Teachers have a strong case, but they'll do well not to overplay their hand. Their public support is more fragile than the poll numbers and walkout wins might suggest. That's because the public thinks teachers earn a lot less than they do, and that schools spend less than they do. In the 2018 Education Next poll, respondents guessed that the average teacher in their state earned just over $40,000—whereas, in 2015-16, it was actually over $58,000. The average respondent also guessed that schools spent $8,600 a year per pupil, when the real figure (back in 2013-14) was $12,900, or 50 percent higher. When the public is provided the real numbers, support for increased spending on schools declines from 59 percent to 47 percent. For increased teacher pay, support plunges from 67 to 48 percent.
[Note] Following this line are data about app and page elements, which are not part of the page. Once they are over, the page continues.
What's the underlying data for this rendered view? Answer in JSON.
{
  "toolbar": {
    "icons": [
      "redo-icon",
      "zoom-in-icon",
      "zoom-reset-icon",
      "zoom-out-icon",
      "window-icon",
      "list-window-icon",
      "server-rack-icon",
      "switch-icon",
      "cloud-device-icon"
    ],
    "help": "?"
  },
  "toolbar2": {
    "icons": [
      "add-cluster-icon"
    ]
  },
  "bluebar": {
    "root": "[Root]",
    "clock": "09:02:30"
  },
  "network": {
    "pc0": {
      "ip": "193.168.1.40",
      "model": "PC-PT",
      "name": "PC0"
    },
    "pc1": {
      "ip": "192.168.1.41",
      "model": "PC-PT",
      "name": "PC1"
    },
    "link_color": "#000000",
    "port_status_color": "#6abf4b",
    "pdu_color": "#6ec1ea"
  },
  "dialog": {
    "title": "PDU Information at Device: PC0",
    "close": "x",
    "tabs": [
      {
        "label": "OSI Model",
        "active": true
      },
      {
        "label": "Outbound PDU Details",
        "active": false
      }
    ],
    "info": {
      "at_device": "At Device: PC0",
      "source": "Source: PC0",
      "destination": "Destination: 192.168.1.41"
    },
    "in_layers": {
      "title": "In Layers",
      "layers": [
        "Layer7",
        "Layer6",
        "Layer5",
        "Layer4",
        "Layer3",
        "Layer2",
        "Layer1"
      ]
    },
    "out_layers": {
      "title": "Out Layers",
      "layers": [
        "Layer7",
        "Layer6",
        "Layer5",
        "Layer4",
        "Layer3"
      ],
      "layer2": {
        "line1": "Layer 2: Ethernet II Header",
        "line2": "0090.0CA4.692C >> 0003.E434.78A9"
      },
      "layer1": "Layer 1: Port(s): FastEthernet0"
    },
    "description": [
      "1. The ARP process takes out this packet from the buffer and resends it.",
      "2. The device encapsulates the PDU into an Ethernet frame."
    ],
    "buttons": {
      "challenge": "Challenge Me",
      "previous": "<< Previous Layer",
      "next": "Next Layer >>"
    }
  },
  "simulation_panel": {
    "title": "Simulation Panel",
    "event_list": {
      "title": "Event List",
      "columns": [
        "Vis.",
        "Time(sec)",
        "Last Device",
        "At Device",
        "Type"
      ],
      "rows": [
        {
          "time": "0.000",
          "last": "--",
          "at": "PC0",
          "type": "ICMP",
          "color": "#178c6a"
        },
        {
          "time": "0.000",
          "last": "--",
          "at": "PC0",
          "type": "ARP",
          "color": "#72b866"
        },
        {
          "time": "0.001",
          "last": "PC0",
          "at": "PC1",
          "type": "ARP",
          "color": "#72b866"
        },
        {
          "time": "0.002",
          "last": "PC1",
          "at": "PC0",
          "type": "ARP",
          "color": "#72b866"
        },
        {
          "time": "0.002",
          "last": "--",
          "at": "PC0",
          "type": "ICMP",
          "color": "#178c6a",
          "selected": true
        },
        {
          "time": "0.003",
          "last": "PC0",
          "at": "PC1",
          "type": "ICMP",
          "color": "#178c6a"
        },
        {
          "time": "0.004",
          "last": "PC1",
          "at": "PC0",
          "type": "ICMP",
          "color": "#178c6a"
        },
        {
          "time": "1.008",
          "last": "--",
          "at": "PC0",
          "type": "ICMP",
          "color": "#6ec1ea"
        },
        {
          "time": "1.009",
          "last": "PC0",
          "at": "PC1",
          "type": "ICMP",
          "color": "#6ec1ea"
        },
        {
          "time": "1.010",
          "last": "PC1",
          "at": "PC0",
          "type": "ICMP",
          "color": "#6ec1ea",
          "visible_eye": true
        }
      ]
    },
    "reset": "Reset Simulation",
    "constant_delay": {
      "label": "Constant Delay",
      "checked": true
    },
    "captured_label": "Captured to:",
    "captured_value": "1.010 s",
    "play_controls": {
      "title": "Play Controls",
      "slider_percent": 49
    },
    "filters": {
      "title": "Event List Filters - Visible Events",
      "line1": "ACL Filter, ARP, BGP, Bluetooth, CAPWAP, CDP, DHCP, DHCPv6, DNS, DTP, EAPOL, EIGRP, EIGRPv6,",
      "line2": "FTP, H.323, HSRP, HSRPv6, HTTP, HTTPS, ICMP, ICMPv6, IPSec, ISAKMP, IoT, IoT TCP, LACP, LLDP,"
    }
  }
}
There's a win-win lurking here. But it requires a willingness to rethink how teachers are paid and school dollars are spent. After all, after-inflation K-12 spending has grown by 400 percent over the past 50 years—yet few would argue that it has delivered satisfactory teacher pay, much less the hoped-for outcomes. Reform without dollars isn't practical or politically viable, but dollars without reform is a failed recipe—one primed to sow the seeds of taxpayer rebellion. Given that, a serious deal has four parts.
Check out National Review for a more detailed rendering, but here's the simple version:
First, we need to acknowledge that teachers are woefully underpaid in many states, and that attracting and retaining talented professionals means we have to pay teachers like professionals. In many states, this will require some additional revenue.
Second, new dollars shouldn't subsidized outdated pay systems that fail to create routes for professional growth and that overpay lousy teachers.
Third, more pay has to be coupled with a commitment to trimming bureaucratic bloat—simply because the cost for ranks of paper-shufflers and not-so-great instructional coaches makes it much tougher to swing big salary boosts for classroom instructors.
Finally, we need to overhaul benefits. Today's benefit costs make it tough for the math to work on a dramatic boost in take-home pay. Meanwhile, today's pension systems routinely penalize young teachers, those who move across state lines, and those for whom teaching is a second profession.
As I concluded in National Review:
Policymakers should be on the side of teachers, but standing with teachers can't mean betraying the trust of students, families, or taxpayers. If today's policymakers are willing to tackle administrative bloat and anachronistic compensation systems, it's possible to boost teacher pay by 20 percent, pay terrific teachers six figures, leave class sizes stable, and do it with a measured, disciplined increase in revenue. That's a deal that teachers, taxpayers, and solution-oriented public officials should all be able to accept.